Every line containing "background" should be copied out. Go through the entries and find them.

#### INPUT DATA:
=== Section Start ===
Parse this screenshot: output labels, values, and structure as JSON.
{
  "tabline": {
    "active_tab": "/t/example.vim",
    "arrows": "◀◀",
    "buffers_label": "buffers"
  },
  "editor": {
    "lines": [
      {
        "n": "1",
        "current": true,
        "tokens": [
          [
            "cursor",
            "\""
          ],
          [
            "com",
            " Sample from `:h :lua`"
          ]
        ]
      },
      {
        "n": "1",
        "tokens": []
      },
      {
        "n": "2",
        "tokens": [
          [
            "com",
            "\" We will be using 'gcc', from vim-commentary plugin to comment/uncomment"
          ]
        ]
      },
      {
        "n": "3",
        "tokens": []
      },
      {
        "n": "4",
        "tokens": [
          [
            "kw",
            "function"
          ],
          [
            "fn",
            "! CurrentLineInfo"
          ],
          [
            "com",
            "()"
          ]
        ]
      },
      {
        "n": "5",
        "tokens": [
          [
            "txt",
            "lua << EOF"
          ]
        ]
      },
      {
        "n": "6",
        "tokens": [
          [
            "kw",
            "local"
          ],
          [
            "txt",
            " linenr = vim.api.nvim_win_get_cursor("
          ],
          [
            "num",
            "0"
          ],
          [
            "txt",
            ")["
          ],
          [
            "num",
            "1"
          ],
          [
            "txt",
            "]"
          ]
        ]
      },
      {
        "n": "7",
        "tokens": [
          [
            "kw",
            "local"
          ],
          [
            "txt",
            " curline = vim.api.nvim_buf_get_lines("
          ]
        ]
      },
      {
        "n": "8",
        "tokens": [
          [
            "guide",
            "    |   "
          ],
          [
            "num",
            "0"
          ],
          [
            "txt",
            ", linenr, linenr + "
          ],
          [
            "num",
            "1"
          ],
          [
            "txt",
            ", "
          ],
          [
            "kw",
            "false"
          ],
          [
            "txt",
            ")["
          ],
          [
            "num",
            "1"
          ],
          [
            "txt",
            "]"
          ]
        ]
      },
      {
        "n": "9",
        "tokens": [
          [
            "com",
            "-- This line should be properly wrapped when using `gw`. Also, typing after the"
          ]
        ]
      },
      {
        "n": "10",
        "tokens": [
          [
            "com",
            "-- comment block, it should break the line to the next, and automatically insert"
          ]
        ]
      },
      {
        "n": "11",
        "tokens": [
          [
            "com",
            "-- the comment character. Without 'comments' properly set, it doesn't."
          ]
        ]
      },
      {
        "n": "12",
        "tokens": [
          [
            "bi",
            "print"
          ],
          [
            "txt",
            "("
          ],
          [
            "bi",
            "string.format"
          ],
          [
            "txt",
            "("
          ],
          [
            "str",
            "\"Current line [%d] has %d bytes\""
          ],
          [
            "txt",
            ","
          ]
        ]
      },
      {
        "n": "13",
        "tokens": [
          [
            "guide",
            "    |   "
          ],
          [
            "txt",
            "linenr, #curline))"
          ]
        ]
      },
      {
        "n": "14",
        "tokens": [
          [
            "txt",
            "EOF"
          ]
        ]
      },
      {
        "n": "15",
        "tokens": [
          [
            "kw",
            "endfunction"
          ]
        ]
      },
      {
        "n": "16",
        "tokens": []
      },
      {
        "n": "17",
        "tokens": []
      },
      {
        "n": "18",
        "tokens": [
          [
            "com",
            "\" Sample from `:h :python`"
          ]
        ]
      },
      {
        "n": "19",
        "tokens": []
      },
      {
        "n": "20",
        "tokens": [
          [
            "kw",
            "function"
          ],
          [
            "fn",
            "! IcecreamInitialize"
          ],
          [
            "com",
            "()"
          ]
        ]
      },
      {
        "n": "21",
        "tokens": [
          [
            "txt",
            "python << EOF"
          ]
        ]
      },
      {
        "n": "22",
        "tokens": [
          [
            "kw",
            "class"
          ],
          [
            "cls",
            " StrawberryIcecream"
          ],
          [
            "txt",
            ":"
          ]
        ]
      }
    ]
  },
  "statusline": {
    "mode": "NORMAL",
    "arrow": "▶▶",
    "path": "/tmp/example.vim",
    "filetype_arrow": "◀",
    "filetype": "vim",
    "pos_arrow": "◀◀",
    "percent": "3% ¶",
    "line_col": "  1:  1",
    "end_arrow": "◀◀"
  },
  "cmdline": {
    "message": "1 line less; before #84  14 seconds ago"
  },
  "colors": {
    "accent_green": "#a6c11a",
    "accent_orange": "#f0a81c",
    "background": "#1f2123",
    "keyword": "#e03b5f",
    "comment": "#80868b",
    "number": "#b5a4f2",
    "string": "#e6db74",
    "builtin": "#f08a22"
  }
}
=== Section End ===
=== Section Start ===
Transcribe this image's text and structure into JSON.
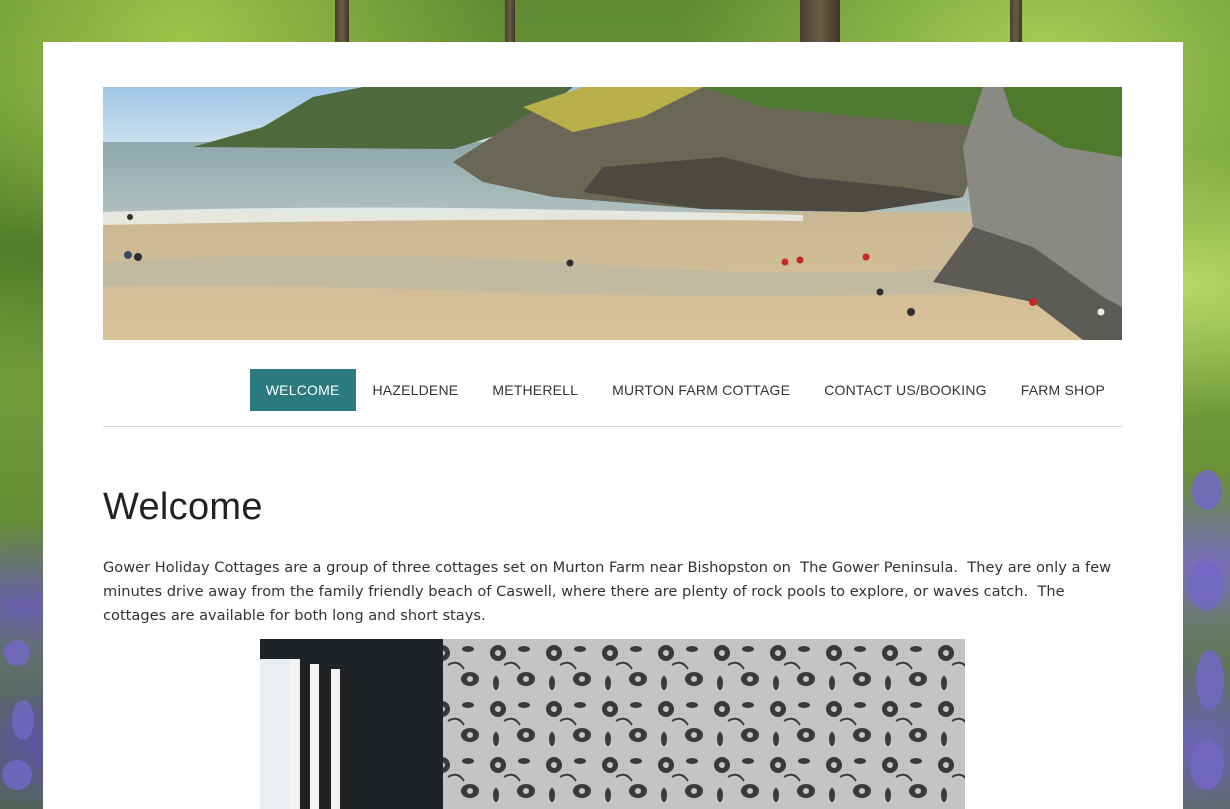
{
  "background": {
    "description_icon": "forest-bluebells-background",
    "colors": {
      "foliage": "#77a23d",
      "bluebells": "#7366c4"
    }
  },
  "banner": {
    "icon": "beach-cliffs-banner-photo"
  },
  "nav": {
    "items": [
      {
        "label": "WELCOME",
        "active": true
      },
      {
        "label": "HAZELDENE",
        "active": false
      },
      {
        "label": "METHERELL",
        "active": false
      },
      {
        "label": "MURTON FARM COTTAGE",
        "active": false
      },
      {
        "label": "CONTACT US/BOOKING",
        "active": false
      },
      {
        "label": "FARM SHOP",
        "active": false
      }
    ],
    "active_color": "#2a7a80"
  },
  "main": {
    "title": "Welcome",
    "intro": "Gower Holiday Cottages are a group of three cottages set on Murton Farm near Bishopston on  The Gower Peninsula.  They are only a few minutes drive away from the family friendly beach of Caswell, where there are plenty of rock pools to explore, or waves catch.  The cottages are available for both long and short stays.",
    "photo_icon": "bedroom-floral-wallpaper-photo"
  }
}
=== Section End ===
#### EXERCISE SOLUTION:
    "background": "#1f2123",
  "background": {
    "description_icon": "forest-bluebells-background",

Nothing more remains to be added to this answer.